Forbes - Tech

You should never bet against Amazon, unless you're a masochist, which I am not. So, I'm going to predict that the newly-announced Amazon Go cashierless convenience stores will be wildly successful when they are rolled out, beginning with the first store in Seattle in early 2017. I also expect that these stores–there may be up to 2,000 stores ultimately, coast-to-coast–will be customer experience trendsetters, not only in convenience stores and groceries, but elsewhere in retail and in other industries as well. We don't know many details yet of the Amazon Go model, except that it's designed so customers will be able to enter the store, purchase items, and exit entirely without employee intervention. After you're registered automatically via your smartphone as you enter, you can take items off the shelf, put them in your shopping basket, change your mind and re-shelf them, grab more items, and ultimately walk out the door, at which point your purchase will be calculated accurately and charged to your phone/card account.


Amazon is now selling its cashierless store technology to other retailers – TechCrunch

#artificialintelligence

Amazon on Monday announced it will now offer its cashierless store technology, called "Just Walk Out," to other retailers. The technology uses a combination of cameras, sensors, computer vision techniques and deep learning to allow customers to shop, then leave the store without waiting in line to pay. This is the same technology that today powers the Amazon Go cashierless convenience stores and Amazon's newly launched Amazon Go Grocery store in Seattle. Reuters first reported the news just ahead of Amazon's official announcement, adding also that Amazon says it has signed "several" deals with initial customers interested in using Just Walk Out in their own stores. Amazon did not say who those customers are, however.
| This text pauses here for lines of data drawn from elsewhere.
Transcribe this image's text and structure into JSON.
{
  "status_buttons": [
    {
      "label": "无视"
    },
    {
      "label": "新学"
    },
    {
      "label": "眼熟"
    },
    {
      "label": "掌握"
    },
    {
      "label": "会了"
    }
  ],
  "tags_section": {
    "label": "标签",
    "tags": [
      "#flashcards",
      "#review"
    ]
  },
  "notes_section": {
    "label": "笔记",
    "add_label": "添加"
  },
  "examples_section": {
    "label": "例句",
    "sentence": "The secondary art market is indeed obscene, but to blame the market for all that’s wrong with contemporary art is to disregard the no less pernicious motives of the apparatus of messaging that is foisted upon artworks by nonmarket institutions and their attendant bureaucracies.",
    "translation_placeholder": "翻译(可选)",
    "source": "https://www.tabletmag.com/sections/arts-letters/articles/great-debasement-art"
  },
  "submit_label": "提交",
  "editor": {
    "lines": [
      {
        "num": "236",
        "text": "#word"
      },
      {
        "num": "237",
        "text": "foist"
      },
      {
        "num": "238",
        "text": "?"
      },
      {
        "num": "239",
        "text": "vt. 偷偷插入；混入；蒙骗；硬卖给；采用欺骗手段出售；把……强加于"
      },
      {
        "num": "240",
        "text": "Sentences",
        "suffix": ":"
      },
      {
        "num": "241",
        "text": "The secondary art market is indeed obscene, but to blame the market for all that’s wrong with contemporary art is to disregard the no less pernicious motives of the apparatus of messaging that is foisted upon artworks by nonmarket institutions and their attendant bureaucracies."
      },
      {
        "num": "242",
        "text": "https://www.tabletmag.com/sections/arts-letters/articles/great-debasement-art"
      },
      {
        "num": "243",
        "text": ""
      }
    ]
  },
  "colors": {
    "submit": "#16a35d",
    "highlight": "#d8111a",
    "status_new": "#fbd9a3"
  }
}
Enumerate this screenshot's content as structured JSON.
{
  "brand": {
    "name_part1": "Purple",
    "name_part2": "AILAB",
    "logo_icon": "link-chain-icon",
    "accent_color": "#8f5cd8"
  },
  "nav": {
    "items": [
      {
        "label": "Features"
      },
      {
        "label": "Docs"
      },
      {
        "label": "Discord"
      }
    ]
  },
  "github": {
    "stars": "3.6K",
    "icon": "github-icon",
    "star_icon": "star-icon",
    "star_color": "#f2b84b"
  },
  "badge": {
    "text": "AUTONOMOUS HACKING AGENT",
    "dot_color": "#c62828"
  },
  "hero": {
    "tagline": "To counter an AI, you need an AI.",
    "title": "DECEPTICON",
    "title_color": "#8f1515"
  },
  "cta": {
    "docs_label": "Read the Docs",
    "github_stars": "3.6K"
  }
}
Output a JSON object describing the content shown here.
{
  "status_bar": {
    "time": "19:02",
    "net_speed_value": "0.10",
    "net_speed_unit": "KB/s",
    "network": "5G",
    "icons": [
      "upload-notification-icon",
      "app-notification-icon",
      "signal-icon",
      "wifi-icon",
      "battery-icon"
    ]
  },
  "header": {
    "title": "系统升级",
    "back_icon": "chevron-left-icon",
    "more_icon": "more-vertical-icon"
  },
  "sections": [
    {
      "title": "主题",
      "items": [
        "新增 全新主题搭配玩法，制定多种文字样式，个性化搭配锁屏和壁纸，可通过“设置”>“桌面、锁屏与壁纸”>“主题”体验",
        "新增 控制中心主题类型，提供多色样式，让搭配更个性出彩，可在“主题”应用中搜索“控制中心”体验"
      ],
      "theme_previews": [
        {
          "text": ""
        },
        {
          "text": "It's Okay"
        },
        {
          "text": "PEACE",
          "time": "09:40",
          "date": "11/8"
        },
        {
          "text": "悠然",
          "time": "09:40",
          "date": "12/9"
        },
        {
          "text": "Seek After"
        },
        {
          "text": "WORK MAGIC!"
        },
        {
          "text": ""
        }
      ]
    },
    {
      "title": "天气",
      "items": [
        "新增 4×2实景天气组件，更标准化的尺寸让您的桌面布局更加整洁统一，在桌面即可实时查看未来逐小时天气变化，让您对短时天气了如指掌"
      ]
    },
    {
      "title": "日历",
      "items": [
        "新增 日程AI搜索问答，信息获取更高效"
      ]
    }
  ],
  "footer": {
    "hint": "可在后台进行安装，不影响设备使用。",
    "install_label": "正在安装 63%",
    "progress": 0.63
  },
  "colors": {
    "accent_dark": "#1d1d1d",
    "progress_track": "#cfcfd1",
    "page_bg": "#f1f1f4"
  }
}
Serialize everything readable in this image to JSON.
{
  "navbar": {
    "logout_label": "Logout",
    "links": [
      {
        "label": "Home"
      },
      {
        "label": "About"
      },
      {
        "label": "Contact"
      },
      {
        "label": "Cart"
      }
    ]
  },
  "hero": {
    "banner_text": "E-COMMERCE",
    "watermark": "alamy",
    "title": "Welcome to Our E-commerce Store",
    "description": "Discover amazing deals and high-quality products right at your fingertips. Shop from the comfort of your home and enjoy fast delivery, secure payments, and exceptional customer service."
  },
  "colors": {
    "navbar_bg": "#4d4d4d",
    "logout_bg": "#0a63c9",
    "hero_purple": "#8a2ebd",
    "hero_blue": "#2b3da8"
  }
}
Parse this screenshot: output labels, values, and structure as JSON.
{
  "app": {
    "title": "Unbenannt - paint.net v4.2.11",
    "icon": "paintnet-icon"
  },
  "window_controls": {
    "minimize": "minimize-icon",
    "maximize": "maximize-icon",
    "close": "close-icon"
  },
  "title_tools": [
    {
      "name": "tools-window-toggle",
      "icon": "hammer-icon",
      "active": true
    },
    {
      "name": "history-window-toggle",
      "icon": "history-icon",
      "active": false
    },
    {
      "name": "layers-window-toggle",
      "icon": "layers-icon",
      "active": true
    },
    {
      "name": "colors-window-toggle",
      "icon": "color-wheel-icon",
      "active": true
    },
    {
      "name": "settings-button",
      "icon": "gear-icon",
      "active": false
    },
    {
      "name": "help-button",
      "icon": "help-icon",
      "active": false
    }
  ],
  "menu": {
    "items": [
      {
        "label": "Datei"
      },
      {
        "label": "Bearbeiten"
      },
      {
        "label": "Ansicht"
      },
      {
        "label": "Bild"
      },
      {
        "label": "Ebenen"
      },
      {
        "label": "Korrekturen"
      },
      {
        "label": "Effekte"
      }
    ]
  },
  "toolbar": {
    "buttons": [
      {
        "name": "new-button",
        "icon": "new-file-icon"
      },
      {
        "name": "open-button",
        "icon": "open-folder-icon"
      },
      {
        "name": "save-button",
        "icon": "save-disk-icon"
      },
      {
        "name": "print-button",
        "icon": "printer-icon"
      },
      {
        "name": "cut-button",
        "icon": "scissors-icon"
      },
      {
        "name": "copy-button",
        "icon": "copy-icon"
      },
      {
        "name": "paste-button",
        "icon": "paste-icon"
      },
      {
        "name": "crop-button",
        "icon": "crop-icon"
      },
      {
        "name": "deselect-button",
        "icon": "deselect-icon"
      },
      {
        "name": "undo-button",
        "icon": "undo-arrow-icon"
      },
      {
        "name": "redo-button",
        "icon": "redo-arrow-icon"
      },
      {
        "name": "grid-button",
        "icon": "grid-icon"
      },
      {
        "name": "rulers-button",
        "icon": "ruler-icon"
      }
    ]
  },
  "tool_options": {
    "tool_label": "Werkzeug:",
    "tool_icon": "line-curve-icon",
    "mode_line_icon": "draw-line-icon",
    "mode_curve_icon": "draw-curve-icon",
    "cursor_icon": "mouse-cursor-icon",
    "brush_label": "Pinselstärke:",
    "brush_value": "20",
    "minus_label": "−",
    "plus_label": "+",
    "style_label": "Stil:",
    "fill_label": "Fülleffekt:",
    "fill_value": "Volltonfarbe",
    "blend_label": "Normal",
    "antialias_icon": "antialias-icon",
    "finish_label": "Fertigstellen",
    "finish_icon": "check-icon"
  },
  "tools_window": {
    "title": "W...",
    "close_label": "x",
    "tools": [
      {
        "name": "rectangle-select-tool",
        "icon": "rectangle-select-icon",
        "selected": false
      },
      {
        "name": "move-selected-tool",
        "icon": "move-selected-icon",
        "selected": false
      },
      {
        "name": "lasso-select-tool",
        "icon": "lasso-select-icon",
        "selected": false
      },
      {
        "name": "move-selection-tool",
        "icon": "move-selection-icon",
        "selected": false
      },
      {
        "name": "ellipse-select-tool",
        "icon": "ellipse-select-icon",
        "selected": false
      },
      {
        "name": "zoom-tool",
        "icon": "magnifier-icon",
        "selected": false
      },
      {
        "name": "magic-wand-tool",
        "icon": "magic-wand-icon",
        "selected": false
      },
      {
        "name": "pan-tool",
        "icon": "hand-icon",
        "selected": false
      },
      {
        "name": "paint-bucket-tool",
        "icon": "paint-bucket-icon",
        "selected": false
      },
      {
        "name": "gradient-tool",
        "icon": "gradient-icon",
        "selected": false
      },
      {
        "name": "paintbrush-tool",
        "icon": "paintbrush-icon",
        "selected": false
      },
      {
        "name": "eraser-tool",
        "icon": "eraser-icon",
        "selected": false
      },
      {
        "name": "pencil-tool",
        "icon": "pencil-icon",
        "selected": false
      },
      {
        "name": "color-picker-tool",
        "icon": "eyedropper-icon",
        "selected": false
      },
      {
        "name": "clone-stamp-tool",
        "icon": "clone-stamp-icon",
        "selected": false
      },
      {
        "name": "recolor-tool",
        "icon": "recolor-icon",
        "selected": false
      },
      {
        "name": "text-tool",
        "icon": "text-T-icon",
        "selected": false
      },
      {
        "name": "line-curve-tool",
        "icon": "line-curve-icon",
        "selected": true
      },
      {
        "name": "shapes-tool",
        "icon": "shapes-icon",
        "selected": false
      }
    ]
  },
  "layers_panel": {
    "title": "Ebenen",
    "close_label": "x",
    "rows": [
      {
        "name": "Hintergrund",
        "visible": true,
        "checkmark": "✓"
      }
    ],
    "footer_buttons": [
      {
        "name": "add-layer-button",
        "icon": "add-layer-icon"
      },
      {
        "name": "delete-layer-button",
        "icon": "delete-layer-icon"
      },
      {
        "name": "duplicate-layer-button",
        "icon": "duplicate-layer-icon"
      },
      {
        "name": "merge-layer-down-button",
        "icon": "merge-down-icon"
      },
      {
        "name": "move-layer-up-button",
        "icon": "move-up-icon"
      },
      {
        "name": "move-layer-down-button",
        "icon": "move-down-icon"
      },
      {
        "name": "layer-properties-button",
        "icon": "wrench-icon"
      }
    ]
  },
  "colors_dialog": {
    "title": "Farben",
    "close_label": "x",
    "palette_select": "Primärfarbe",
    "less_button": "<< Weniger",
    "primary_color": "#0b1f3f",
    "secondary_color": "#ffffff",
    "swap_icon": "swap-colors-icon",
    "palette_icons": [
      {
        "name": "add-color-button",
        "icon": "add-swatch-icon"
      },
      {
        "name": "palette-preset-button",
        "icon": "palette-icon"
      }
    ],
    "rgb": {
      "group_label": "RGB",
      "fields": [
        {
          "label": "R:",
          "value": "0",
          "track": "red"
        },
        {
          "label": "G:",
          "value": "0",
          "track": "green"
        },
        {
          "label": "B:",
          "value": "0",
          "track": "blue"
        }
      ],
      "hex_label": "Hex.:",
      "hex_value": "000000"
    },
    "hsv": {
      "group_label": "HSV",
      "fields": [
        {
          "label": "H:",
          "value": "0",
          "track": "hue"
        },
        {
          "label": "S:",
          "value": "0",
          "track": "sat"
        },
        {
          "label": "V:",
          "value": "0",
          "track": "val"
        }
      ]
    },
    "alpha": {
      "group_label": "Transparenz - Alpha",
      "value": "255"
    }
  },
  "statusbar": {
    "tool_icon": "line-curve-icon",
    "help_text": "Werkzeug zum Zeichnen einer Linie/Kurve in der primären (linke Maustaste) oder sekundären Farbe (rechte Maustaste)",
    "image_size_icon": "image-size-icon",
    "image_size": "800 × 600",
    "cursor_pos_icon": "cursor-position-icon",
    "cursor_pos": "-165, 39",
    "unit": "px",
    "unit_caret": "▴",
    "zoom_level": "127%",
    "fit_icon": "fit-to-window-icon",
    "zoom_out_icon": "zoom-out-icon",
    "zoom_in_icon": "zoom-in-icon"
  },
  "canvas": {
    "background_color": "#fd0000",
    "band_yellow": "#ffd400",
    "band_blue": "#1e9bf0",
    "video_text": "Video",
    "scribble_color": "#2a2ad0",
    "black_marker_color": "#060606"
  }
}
Zippin opens cashierless store in San Francisco

#artificialintelligence

Cashierless store Zippin will open its doors to customers in San Francisco for the first time this week, beating Amazon Go to become the first cashierless store in the city. The first Go store opened in Seattle in January. New cashierless stores from Amazon are scheduled to be opened in San Francisco and Chicago, Amazon announced in May. An Amazon spokesperson asked for details about when additional Go stores will open had not responded at the time this story was published. As with Amazon Go and competitors like Inokyo, which opened a cashierless store in Mountain View, California last week, to shop at the Zippin store you must first download an app that gives you a QR code and then scan the code when you enter the store.


Amazon is set to take cashier-free technology to bigger stores

Daily Mail - Science & tech

Amazon is set to test its cashier-less checkouts in bigger stores, according to the latest report. The firm is already testing the Amazon Go system in small convenience stores which are less than 2,500 square feet (232 square metres) large in Seattle, San Francisco and Chicago. However, reports suggest the firm would like to start implementing the checkout-free system in Whole Foods stores, which are typically 40,000 square feet (3,700 square metres) large. In September it was revealed Amazon was looking to open 3,000 of its cashier-less stores by 2021. Amazon is set to test its cashier-less checkouts in bigger stores, according to the latest report (file photo).


Amazon opens its next cashier-less store in Chicago

Engadget

Amazon's checkout-free convenience store is coming to the Windy City. The fourth Amazon Go location, and the first outside of Seattle, opens in Chicago on September 17th. Located on 113 S Franklin St, the store opens at 7am and closes at 8PM, Monday through Friday. Weekend warriors looking to experience the delights of Amazon Go are out of luck, however, as it's closed Saturday and Sunday. The first Go store opened on January 22nd, after the company worked to iron out the kinks in its retail model.